Could you copy every line of the data that contains the word "phone"?
[RECORDS Boundary: Start]
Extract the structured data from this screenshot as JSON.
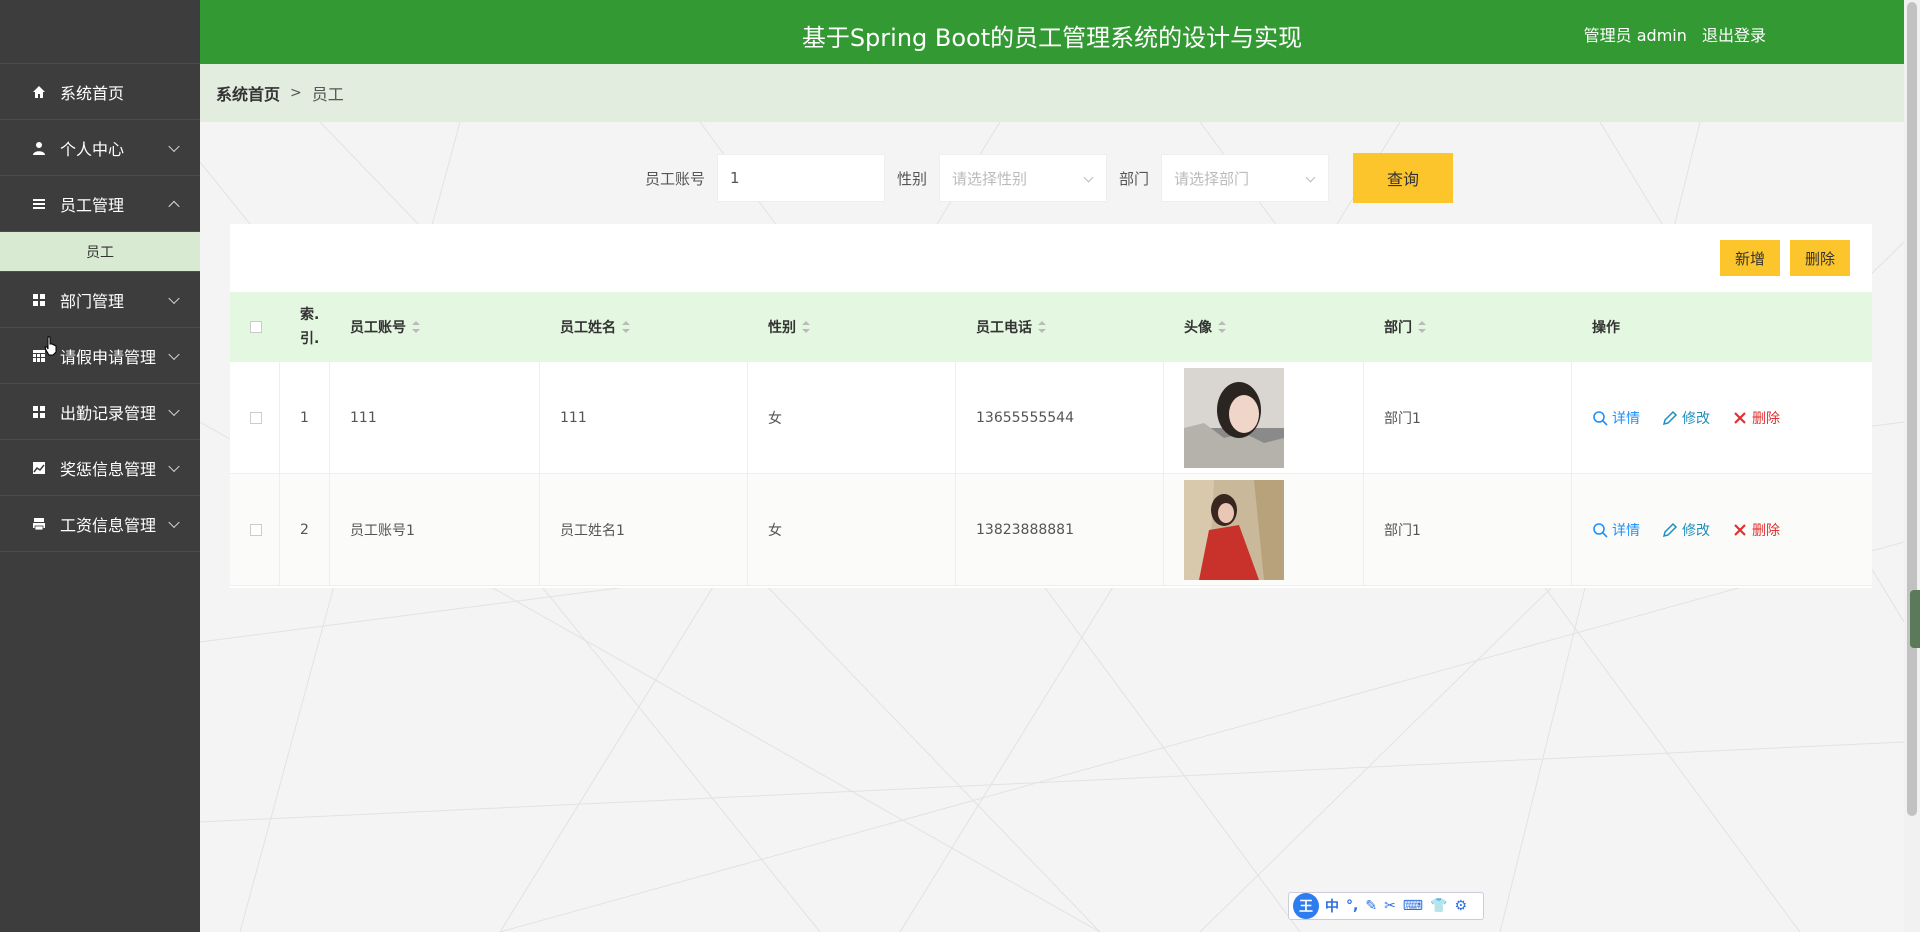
{
  "header": {
    "title": "基于Spring Boot的员工管理系统的设计与实现",
    "user_label": "管理员 admin",
    "logout": "退出登录"
  },
  "sidebar": {
    "items": [
      {
        "label": "系统首页",
        "icon": "home-icon"
      },
      {
        "label": "个人中心",
        "icon": "user-icon"
      },
      {
        "label": "员工管理",
        "icon": "list-icon",
        "expanded": true,
        "sub": [
          "员工"
        ]
      },
      {
        "label": "部门管理",
        "icon": "grid-icon"
      },
      {
        "label": "请假申请管理",
        "icon": "table-icon"
      },
      {
        "label": "出勤记录管理",
        "icon": "grid-icon"
      },
      {
        "label": "奖惩信息管理",
        "icon": "chart-icon"
      },
      {
        "label": "工资信息管理",
        "icon": "printer-icon"
      }
    ]
  },
  "breadcrumb": {
    "root": "系统首页",
    "sep": ">",
    "current": "员工"
  },
  "search": {
    "account_label": "员工账号",
    "account_value": "1",
    "gender_label": "性别",
    "gender_placeholder": "请选择性别",
    "dept_label": "部门",
    "dept_placeholder": "请选择部门",
    "query_button": "查询"
  },
  "toolbar": {
    "add": "新增",
    "delete": "删除"
  },
  "table": {
    "headers": {
      "index": "索.\n引.",
      "account": "员工账号",
      "name": "员工姓名",
      "gender": "性别",
      "phone": "员工电话",
      "avatar": "头像",
      "dept": "部门",
      "ops": "操作"
    },
    "rows": [
      {
        "index": "1",
        "account": "111",
        "name": "111",
        "gender": "女",
        "phone": "13655555544",
        "dept": "部门1"
      },
      {
        "index": "2",
        "account": "员工账号1",
        "name": "员工姓名1",
        "gender": "女",
        "phone": "13823888881",
        "dept": "部门1"
      }
    ],
    "ops": {
      "detail": "详情",
      "edit": "修改",
      "remove": "删除"
    }
  },
  "ime": {
    "logo": "王",
    "mode": "中"
  },
  "colors": {
    "header_bg": "#339933",
    "sidebar_bg": "#3d3d3d",
    "accent_yellow": "#fcc52c",
    "table_head_bg": "#e4f7e1"
  }
}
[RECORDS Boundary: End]
ANSWER AREA:
      "phone": "员工电话",
        "phone": "13655555544",
        "phone": "13823888881",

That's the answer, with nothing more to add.